Implementation for VoIP Systems"
One of the very first things that parents and educators teach children to do after learning how to use the phone, is how to dial 911 for emergency assistance. Children that are barely able to babble to their grandparents over the phone are sufficient and capable of dialing 911 in the event that their parents are unable to do the same. The purpose of having a dedicated phone number linked to emergency service centers all over the nation is to provide a uniform manner of quickly accessing police, rescue and fire teams in the event of an emergency. According to the FCC, 911 services began in 1965 and have been spreading across the country since then. (1) These services are available on most hard-wire and non-wire telephones with most areas offering what is called enhanced 911 or E911. The enhanced version of 911 offers the capability of delivering a physical address and call back number for the phone that initially dialed emergency services.

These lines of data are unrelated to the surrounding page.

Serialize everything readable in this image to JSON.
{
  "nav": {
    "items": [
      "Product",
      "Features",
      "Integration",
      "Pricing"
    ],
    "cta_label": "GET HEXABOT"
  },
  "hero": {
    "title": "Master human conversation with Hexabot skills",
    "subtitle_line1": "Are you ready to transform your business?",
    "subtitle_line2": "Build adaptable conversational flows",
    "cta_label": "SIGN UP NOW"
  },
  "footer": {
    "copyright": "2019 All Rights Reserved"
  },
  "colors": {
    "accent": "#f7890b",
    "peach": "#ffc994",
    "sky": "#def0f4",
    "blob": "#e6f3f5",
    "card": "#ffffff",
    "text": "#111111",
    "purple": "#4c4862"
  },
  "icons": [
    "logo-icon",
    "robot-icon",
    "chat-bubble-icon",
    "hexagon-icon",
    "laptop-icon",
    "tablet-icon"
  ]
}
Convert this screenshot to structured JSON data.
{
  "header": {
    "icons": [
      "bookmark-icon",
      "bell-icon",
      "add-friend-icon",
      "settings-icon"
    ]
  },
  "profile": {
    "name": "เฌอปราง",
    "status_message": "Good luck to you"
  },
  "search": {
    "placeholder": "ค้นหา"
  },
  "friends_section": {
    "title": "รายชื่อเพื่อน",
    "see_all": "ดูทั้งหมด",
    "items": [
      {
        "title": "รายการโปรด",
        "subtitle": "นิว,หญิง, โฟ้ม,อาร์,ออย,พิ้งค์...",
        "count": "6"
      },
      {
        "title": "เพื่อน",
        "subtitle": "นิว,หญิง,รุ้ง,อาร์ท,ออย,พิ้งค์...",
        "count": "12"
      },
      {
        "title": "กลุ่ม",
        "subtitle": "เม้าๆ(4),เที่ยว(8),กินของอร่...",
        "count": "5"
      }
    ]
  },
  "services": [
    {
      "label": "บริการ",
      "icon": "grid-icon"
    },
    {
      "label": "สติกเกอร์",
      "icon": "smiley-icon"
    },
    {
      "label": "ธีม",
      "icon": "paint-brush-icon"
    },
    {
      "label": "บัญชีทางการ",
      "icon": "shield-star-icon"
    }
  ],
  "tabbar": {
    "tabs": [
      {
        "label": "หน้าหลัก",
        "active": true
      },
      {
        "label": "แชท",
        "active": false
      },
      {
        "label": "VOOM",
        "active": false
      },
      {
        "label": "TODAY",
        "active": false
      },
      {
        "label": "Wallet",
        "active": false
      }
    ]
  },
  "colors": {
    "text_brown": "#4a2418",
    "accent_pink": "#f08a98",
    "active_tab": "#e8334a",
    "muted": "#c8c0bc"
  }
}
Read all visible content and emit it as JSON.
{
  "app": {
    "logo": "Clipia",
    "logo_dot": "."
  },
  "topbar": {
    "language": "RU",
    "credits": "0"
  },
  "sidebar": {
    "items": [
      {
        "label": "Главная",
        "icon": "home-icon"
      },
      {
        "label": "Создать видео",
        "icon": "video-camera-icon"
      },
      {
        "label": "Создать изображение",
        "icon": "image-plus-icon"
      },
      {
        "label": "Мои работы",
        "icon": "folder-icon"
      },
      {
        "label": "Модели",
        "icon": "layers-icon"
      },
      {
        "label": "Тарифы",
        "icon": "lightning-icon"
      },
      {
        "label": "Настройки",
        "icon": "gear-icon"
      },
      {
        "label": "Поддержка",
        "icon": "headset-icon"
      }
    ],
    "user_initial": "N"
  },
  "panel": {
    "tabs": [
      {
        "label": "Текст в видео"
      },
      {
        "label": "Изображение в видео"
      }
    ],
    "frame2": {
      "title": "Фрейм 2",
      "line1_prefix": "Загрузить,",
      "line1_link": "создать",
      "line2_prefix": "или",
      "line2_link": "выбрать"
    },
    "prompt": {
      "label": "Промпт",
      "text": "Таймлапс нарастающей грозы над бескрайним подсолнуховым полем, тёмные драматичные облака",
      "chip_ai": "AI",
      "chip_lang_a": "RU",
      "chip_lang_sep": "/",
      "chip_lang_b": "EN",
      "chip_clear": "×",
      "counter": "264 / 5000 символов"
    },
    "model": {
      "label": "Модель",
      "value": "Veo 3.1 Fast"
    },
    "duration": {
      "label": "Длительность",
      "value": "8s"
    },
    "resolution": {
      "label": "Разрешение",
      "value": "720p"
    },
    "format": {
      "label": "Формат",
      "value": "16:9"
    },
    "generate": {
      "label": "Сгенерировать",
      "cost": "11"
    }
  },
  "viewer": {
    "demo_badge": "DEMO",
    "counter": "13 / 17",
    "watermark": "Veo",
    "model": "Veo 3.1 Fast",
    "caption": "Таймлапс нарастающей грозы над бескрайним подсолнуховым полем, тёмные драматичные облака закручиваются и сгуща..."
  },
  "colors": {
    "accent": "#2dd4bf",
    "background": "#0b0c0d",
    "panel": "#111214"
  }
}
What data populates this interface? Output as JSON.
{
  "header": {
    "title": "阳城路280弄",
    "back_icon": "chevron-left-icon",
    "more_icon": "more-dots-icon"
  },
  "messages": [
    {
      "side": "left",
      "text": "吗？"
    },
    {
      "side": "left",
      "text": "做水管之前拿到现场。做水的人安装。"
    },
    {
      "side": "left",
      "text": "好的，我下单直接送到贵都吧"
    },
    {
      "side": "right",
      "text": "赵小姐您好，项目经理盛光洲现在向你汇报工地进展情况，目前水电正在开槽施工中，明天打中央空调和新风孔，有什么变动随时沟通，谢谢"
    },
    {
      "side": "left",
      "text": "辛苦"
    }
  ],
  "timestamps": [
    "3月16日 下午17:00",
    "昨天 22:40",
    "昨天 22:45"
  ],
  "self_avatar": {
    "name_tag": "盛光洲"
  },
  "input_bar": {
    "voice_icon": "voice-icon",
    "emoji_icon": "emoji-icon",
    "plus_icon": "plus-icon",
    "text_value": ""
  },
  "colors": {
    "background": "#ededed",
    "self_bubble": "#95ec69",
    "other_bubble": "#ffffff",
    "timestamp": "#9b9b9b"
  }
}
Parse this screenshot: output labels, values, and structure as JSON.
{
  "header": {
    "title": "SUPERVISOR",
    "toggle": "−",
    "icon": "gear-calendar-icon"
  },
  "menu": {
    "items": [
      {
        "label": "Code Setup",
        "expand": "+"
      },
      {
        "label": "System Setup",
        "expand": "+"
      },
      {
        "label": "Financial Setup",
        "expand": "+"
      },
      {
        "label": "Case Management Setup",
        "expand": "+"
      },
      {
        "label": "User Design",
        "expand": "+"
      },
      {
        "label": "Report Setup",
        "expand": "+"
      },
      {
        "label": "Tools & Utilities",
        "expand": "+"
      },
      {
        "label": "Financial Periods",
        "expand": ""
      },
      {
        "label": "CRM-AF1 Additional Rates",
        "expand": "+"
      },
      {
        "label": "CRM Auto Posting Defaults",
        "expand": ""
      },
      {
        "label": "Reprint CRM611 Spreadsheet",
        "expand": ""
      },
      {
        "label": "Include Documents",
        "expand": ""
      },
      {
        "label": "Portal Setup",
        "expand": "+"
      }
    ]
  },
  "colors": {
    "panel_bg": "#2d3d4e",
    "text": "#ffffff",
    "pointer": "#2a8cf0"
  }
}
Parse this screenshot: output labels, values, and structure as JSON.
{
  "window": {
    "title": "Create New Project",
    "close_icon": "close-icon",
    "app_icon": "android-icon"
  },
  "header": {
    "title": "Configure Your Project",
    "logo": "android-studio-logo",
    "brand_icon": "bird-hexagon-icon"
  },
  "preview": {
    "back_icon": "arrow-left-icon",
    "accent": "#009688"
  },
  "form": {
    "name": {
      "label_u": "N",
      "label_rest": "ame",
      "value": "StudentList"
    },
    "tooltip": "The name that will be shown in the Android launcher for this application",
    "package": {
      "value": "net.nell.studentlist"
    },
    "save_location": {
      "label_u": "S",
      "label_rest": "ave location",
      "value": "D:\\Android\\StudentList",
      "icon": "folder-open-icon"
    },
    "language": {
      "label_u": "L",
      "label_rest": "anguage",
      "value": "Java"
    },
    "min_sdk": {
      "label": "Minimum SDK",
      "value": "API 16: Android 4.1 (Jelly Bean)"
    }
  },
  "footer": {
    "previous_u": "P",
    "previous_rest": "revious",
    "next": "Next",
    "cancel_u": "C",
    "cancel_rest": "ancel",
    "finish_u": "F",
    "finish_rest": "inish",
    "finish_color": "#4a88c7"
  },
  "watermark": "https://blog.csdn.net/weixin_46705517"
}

This enhanced service allows emergency personnel to locate and thereby assist callers in need should the original call become disconnected. A large gap in 911 accessibility has been recognized in the VoIP or voice over Internet protocol area of telephony.
The Importance of 911
According to the National Emergency Number Association (NENA), by the late 1960s the need for a universal emergency number was recognized. This recognition led the National Association of Fire Chiefs to recommend a single number for use in fire emergencies. Then AT&T was brought on board into communication with the FCC to determine a single never-before-used number to implement as a universal emergency code. The decided upon number was 9-1-1. This number was not only short, easy to remember, and recognizable, it had also...